In this article the author proposes to seek an antidote to the de-politicizing tendencies of our age by reanimating the mechanism that transmits social conflicts and grievances into politics. The article launches a new fundamental right – the ‘right to politics’, and in the course of its elaboration it addresses a puzzling contemporary phenomenon: namely that the rampant economic and social crises Western democracies have experienced since 2008 have produced neither radical protest nor a shift in policy orientation. Not only has social protest amidst the recent economic meltdown been rather meager, but it has often been expressed as an endorsement of the status quo, rather than its rejection.
Against pronouncements of the recent demise of both democracy and the political, I maintain that there is, rather, something amiss with the process of politicization in which social grievances are translated into matters of political concern and become objects of policy-making. I therefore propose to seek an antidote to the de-politicizing tendencies of our age by reanimating the mechanism that transmits social conflicts and grievances into politics. To that purpose, I formulate the notion of a ‘fundamental right to politics’ as the opposite of the techne of policy-making.
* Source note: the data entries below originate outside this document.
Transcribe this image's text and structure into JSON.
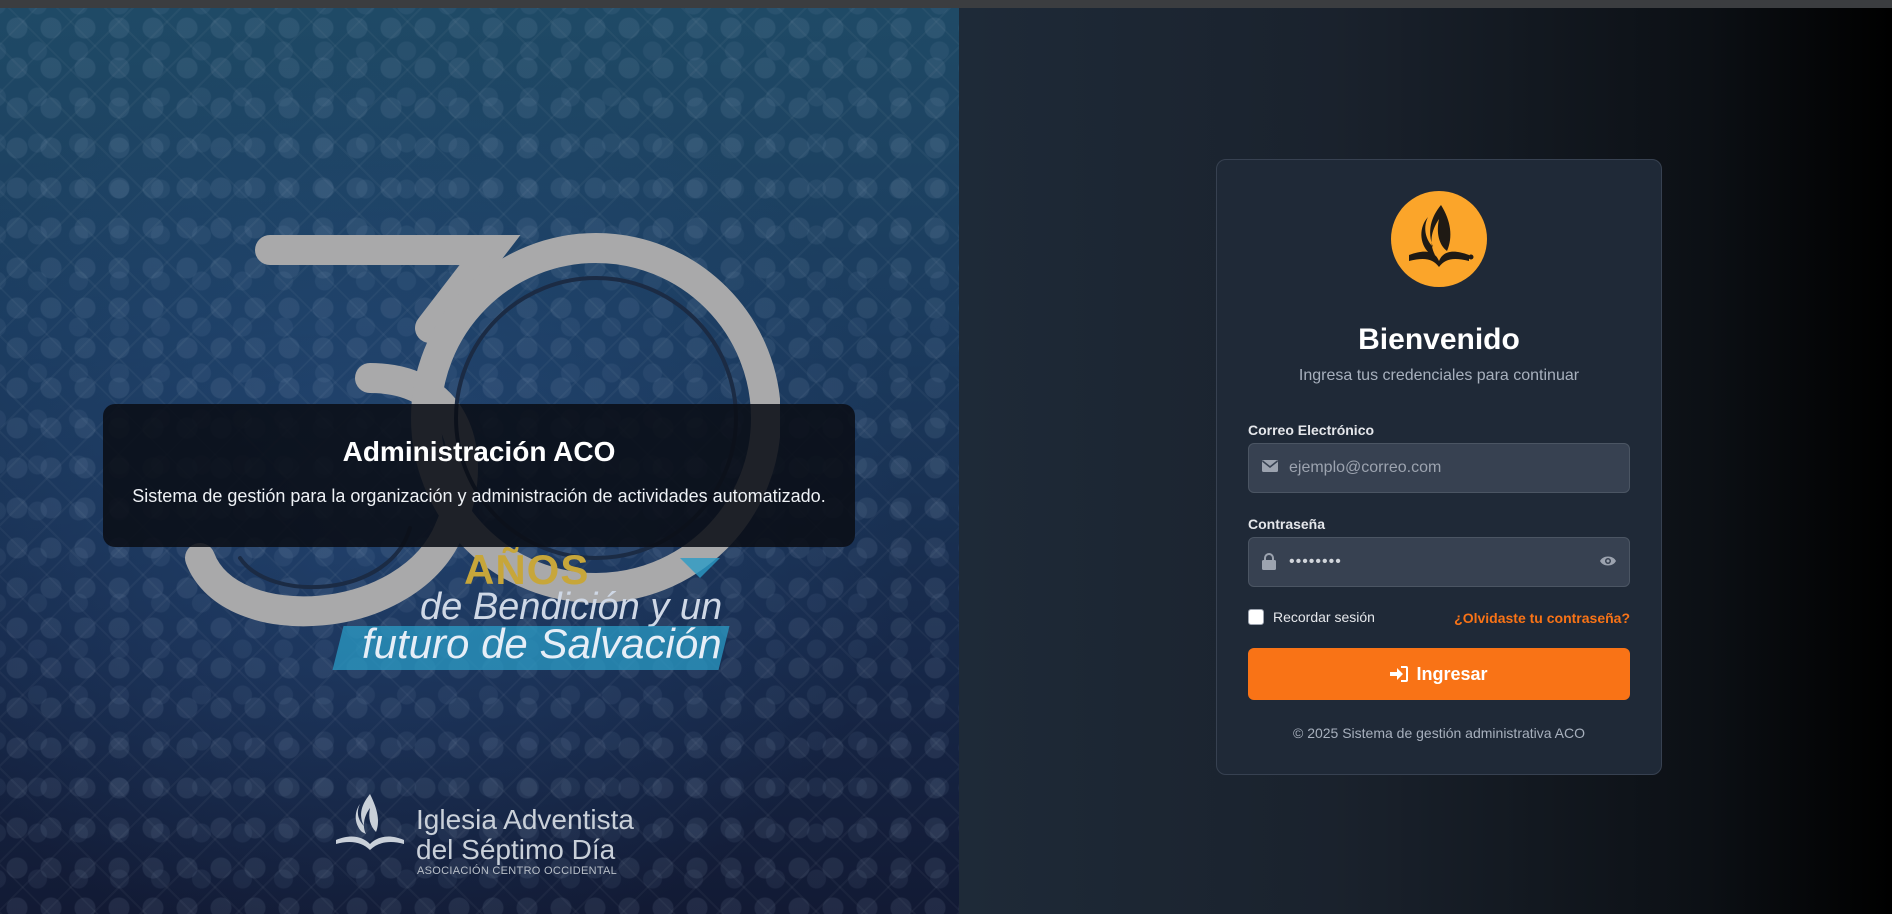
{
  "hero": {
    "title": "Administración ACO",
    "description": "Sistema de gestión para la organización y administración de actividades automatizado.",
    "emblem_number": "30",
    "emblem_anos": "AÑOS",
    "emblem_line1": "de Bendición y un",
    "emblem_line2": "futuro de Salvación",
    "church_name_line1": "Iglesia Adventista",
    "church_name_line2": "del Séptimo Día",
    "church_conference": "ASOCIACIÓN CENTRO OCCIDENTAL"
  },
  "login": {
    "logo_icon": "adventist-flame-icon",
    "title": "Bienvenido",
    "subtitle": "Ingresa tus credenciales para continuar",
    "email_label": "Correo Electrónico",
    "email_placeholder": "ejemplo@correo.com",
    "email_icon": "envelope-icon",
    "password_label": "Contraseña",
    "password_value": "••••••••",
    "password_icon": "lock-icon",
    "toggle_icon": "eye-icon",
    "remember_label": "Recordar sesión",
    "remember_checked": false,
    "forgot_label": "¿Olvidaste tu contraseña?",
    "submit_icon": "sign-in-icon",
    "submit_label": "Ingresar",
    "footer": "© 2025 Sistema de gestión administrativa ACO"
  },
  "colors": {
    "accent": "#f97316",
    "logo": "#fba52a",
    "card": "#1f2937",
    "input": "#374151"
  }
}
I articulate this right via a reconstruction of the logical presuppositions of democracy as collective self-authorship. I then recast the concept of non-domination by discerning two trajectories of domination – ‘relational’ and ‘systemic’ ones, to argue that in a viable democracy that makes full use of the right to politics, the dynamics of politicization should take place along both trajectories; currently, however, matters of systemic injustice get translated in relational terms and politicized as concerns for inclusion into and distribution within the existing system of social relations, rather than its radical overhaul.
The right to politics and republican non-domination
Philosophy & Social Criticism 0191453715623394, first published on December 30, 2015 doi:10.1177/0191453715623394